Geologic Scene Investigator: Part 2 – Inside Mars is a seven part activity in which children, ages 8 to 13, explore further the volcanos on Mars, in comparison with Earth, and learn what they tell us about what is happening inside Mars, and its history. Children record their observations and findings in their GSI Journal.
Summit Up - Comparing Volcanos on Mars and Earth
Summit Up is a 20 minute activity in which children make paper models to scale of the tallest volcanic mountains on Earth and Mars and discover a big difference between volcanos on these two planets.
Puzzling Patterns - Where Does Volcanism Occur?
Children compare volcano maps of Earth and Mars and identify patterns, similarities, and differences in this 30 minute activity.
The Icing on the Plate - Why are the Volcanos on Mars so Tall?
The Icing on the Plate is a 20 to 30 minute activity in which children create models with cake icing to compare the volcanos formed on planets with stationary surfaces and planets with moving plates.

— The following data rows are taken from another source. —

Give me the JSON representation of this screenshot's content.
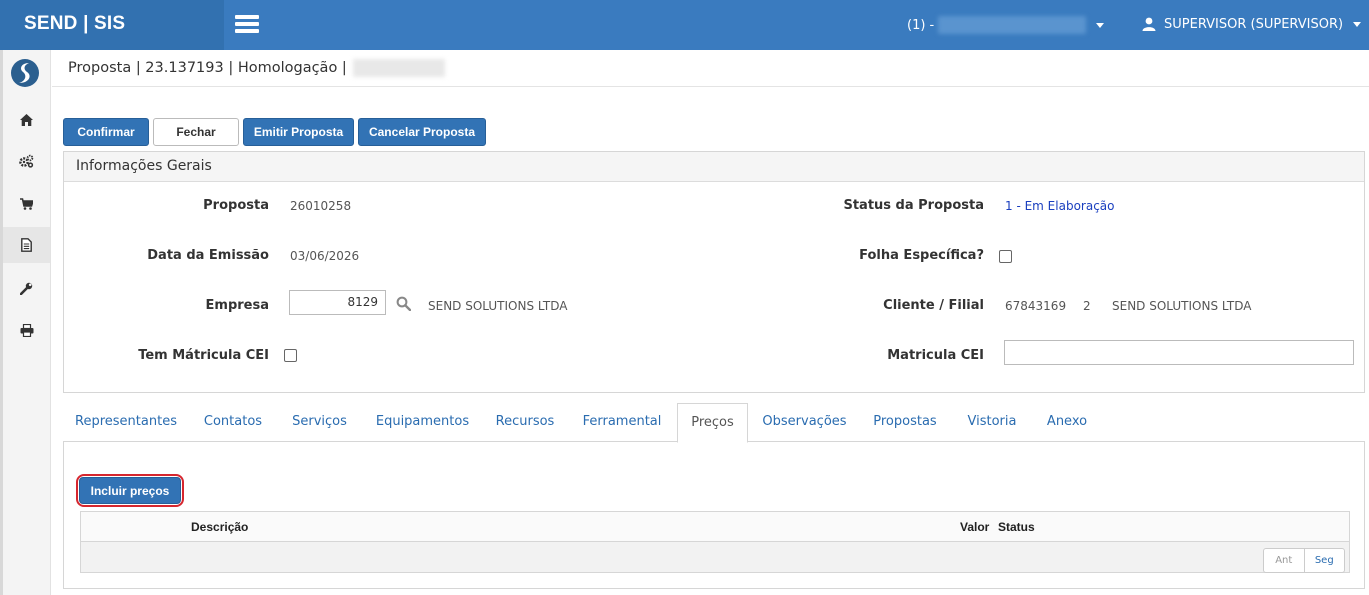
{
  "topbar": {
    "brand": "SEND | SIS",
    "company_label": "(1) -",
    "user_label": "SUPERVISOR (SUPERVISOR)"
  },
  "sidebar": {
    "items": [
      {
        "icon": "home-icon"
      },
      {
        "icon": "gears-icon"
      },
      {
        "icon": "cart-icon"
      },
      {
        "icon": "document-icon"
      },
      {
        "icon": "wrench-icon"
      },
      {
        "icon": "print-icon"
      }
    ]
  },
  "breadcrumb": {
    "text": "Proposta | 23.137193 | Homologação |"
  },
  "toolbar": {
    "confirm_label": "Confirmar",
    "close_label": "Fechar",
    "emit_label": "Emitir Proposta",
    "cancel_label": "Cancelar Proposta"
  },
  "panel": {
    "title": "Informações Gerais",
    "proposta_label": "Proposta",
    "proposta_value": "26010258",
    "data_label": "Data da Emissão",
    "data_value": "03/06/2026",
    "empresa_label": "Empresa",
    "empresa_code": "8129",
    "empresa_name": "SEND SOLUTIONS LTDA",
    "cei_label": "Tem Mátricula CEI",
    "status_label": "Status da Proposta",
    "status_value": "1 - Em Elaboração",
    "folha_label": "Folha Específica?",
    "cliente_label": "Cliente / Filial",
    "cliente_code": "67843169",
    "cliente_filial": "2",
    "cliente_name": "SEND SOLUTIONS LTDA",
    "matricula_label": "Matricula CEI",
    "matricula_value": ""
  },
  "tabs": [
    {
      "label": "Representantes"
    },
    {
      "label": "Contatos"
    },
    {
      "label": "Serviços"
    },
    {
      "label": "Equipamentos"
    },
    {
      "label": "Recursos"
    },
    {
      "label": "Ferramental"
    },
    {
      "label": "Preços"
    },
    {
      "label": "Observações"
    },
    {
      "label": "Propostas"
    },
    {
      "label": "Vistoria"
    },
    {
      "label": "Anexo"
    }
  ],
  "precos": {
    "include_label": "Incluir preços",
    "columns": [
      "Descrição",
      "Valor",
      "Status"
    ],
    "pager_prev": "Ant",
    "pager_next": "Seg"
  },
  "colors": {
    "topbar": "#3a7bbf",
    "brand_bg": "#3271b0",
    "primary": "#3273b5",
    "highlight_ring": "#d6262e",
    "status_link": "#1a3fbf"
  }
}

Children will gain an understanding of why volcanos on Mars are so large compared to those on Earth, and what the patterns of Earth's volcanos tell us.
Recipe for a Planet

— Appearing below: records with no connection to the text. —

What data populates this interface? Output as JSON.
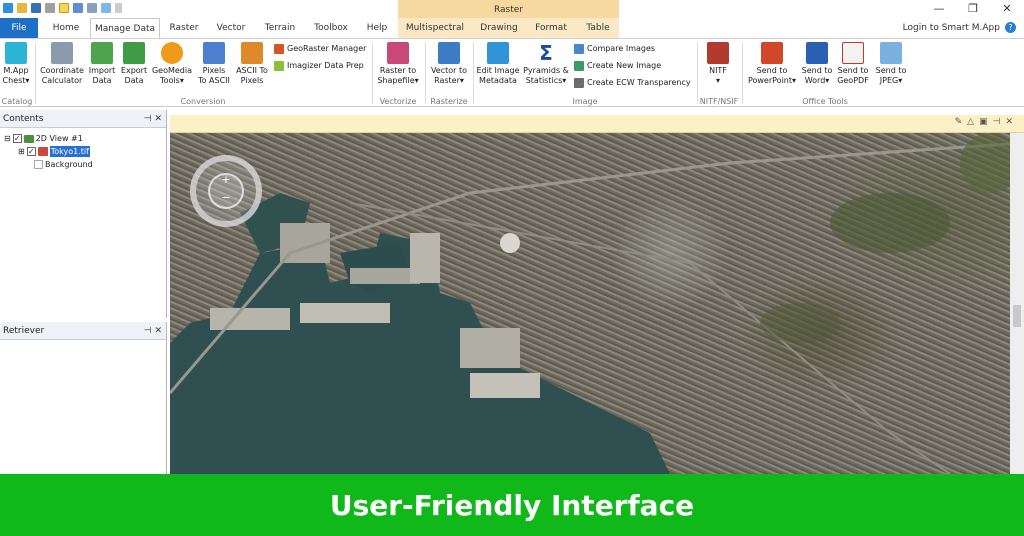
{
  "window": {
    "context_tab_group": "Raster",
    "controls": [
      "—",
      "❐",
      "✕"
    ],
    "login_text": "Login to Smart M.App",
    "help_icon": "?"
  },
  "tabs": [
    {
      "label": "File"
    },
    {
      "label": "Home"
    },
    {
      "label": "Manage Data",
      "active": true
    },
    {
      "label": "Raster"
    },
    {
      "label": "Vector"
    },
    {
      "label": "Terrain"
    },
    {
      "label": "Toolbox"
    },
    {
      "label": "Help"
    },
    {
      "label": "Multispectral"
    },
    {
      "label": "Drawing"
    },
    {
      "label": "Format"
    },
    {
      "label": "Table"
    }
  ],
  "ribbon": {
    "catalog": {
      "group": "Catalog",
      "mapp": "M.App\nChest▾"
    },
    "conversion": {
      "group": "Conversion",
      "coordinate": "Coordinate\nCalculator",
      "import": "Import\nData",
      "export": "Export\nData",
      "geomedia": "GeoMedia\nTools▾",
      "pixels_ascii": "Pixels\nTo ASCII",
      "ascii_pixels": "ASCII To\nPixels",
      "georaster": "GeoRaster Manager",
      "imagizer": "Imagizer Data Prep"
    },
    "vectorize": {
      "group": "Vectorize",
      "raster_shapefile": "Raster to\nShapefile▾"
    },
    "rasterize": {
      "group": "Rasterize",
      "vector_raster": "Vector to\nRaster▾"
    },
    "image": {
      "group": "Image",
      "edit_metadata": "Edit Image\nMetadata",
      "pyramids": "Pyramids &\nStatistics▾",
      "compare": "Compare Images",
      "create_new": "Create New Image",
      "ecw": "Create ECW Transparency"
    },
    "nitf": {
      "group": "NITF/NSIF",
      "nitf": "NITF\n▾"
    },
    "office": {
      "group": "Office Tools",
      "ppt": "Send to\nPowerPoint▾",
      "word": "Send to\nWord▾",
      "geopdf": "Send to\nGeoPDF",
      "jpeg": "Send to\nJPEG▾"
    }
  },
  "contents_pane": {
    "title": "Contents",
    "controls": "⊣ ✕",
    "tree": [
      {
        "label": "2D View #1",
        "checked": true
      },
      {
        "label": "Tokyo1.tif",
        "checked": true,
        "selected": true
      },
      {
        "label": "Background",
        "checked": false
      }
    ]
  },
  "retriever_pane": {
    "title": "Retriever",
    "controls": "⊣ ✕"
  },
  "map_view": {
    "toolbar_icons": [
      "pencil-icon",
      "warning-icon",
      "lock-icon",
      "pin-icon",
      "close-icon"
    ],
    "navigator": {
      "zoom_in": "+",
      "zoom_out": "−"
    }
  },
  "banner": {
    "text": "User-Friendly Interface",
    "color": "#11b81a"
  }
}
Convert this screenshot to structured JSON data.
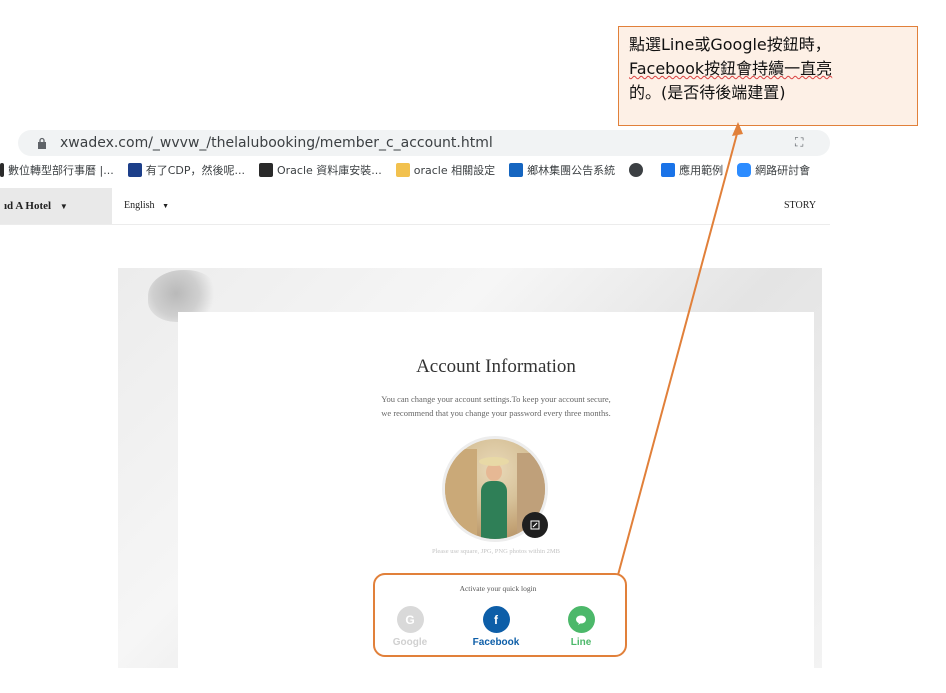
{
  "browser": {
    "url": "xwadex.com/_wvvw_/thelalubooking/member_c_account.html",
    "bookmarks": [
      {
        "label": "數位轉型部行事曆 |...",
        "icon": "bookmark-icon",
        "color": "#2b2b2b"
      },
      {
        "label": "有了CDP，然後呢...",
        "icon": "set-logo-icon",
        "color": "#1d3f8a"
      },
      {
        "label": "Oracle 資料庫安裝...",
        "icon": "oracle-logo-icon",
        "color": "#2a2a2a"
      },
      {
        "label": "oracle 相關設定",
        "icon": "folder-icon",
        "color": "#f2c14e"
      },
      {
        "label": "鄉林集團公告系統",
        "icon": "flag-icon",
        "color": "#1565c0"
      },
      {
        "label": "",
        "icon": "globe-icon",
        "color": "#3c4043"
      },
      {
        "label": "應用範例",
        "icon": "v-logo-icon",
        "color": "#1a73e8"
      },
      {
        "label": "網路研討會",
        "icon": "zoom-icon",
        "color": "#2d8cff"
      }
    ]
  },
  "nav": {
    "hotel": "ıd A Hotel",
    "language": "English",
    "story": "STORY"
  },
  "account": {
    "title": "Account Information",
    "subtitle_line1": "You can change your account settings.To keep your account secure,",
    "subtitle_line2": "we recommend that you change your password every three months.",
    "photo_hint": "Please use square, JPG, PNG photos within 2MB",
    "quick_login_title": "Activate your quick login",
    "social": [
      {
        "label": "Google",
        "letter": "G",
        "color": "#d9d9d9",
        "text_color": "#d0d0d0",
        "icon": "google-icon"
      },
      {
        "label": "Facebook",
        "letter": "f",
        "color": "#0d5ea8",
        "text_color": "#0d5ea8",
        "icon": "facebook-icon"
      },
      {
        "label": "Line",
        "letter": "…",
        "color": "#4cb86a",
        "text_color": "#4cb86a",
        "icon": "line-icon"
      }
    ]
  },
  "annotation": {
    "line1": "點選Line或Google按鈕時，",
    "line2": "Facebook按鈕會持續一直亮",
    "line3": "的。(是否待後端建置)",
    "color": "#e1803a"
  }
}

Recipe for a Planet is a 45 minute activity in which children build edible models of Earth and Mars to compare their sizes and illustrate their internal layers.
In this 10 minute demonstration or 30 minute activity, children observe a demonstration of planetary differentiation, the organization of planetary interiors into layers of different densities, to illustrate why Mars and other planets have cores, mantles, and outer crusts.

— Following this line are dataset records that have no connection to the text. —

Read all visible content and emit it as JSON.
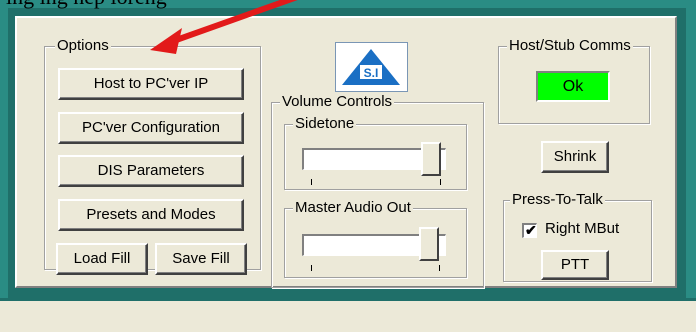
{
  "page": {
    "top_text": "ing ing   nep ioreng  "
  },
  "options": {
    "legend": "Options",
    "host_to_pcver_ip": "Host to PC'ver IP",
    "pcver_configuration": "PC'ver Configuration",
    "dis_parameters": "DIS Parameters",
    "presets_and_modes": "Presets and Modes",
    "load_fill": "Load Fill",
    "save_fill": "Save Fill"
  },
  "volume": {
    "legend": "Volume Controls",
    "sidetone_legend": "Sidetone",
    "sidetone_level": 0.9,
    "master_legend": "Master Audio Out",
    "master_level": 0.9
  },
  "comms": {
    "legend": "Host/Stub Comms",
    "status": "Ok",
    "status_color": "#00ff00"
  },
  "shrink": {
    "label": "Shrink"
  },
  "ptt": {
    "legend": "Press-To-Talk",
    "checkbox_label": "Right MBut",
    "checkbox_checked": true,
    "button_label": "PTT"
  },
  "icons": {
    "arrow": "annotation-arrow-icon",
    "logo": "company-logo-icon"
  },
  "colors": {
    "frame": "#2a8c84",
    "panel": "#ece9d8",
    "arrow": "#e21a1a",
    "logo_blue": "#1a6fc4"
  }
}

Cooling Planets is an optional 10 to 15 minute discussion in which older children, ages 10 to 13, discover, through inquiry-based dialogue, which planet is hotter on the interior - Mars or Earth! The children consider the effect of size (volume) on the cooling rate of objects and, based on extrapolations, interpret the cooling histories of the inner, rocky planets of our solar system.
Mind Over Mars
In this 30 to 45 minute game, teams of children use their knowledge of Mars to create question cards for a board game that will assess and reinforce their understanding of what they have learned. This activity can be used as a wrap-up for Geologic Scene Investigator: Part 1 or Part 2, or as a wrap-up for the entire investigation.
October 2, 2009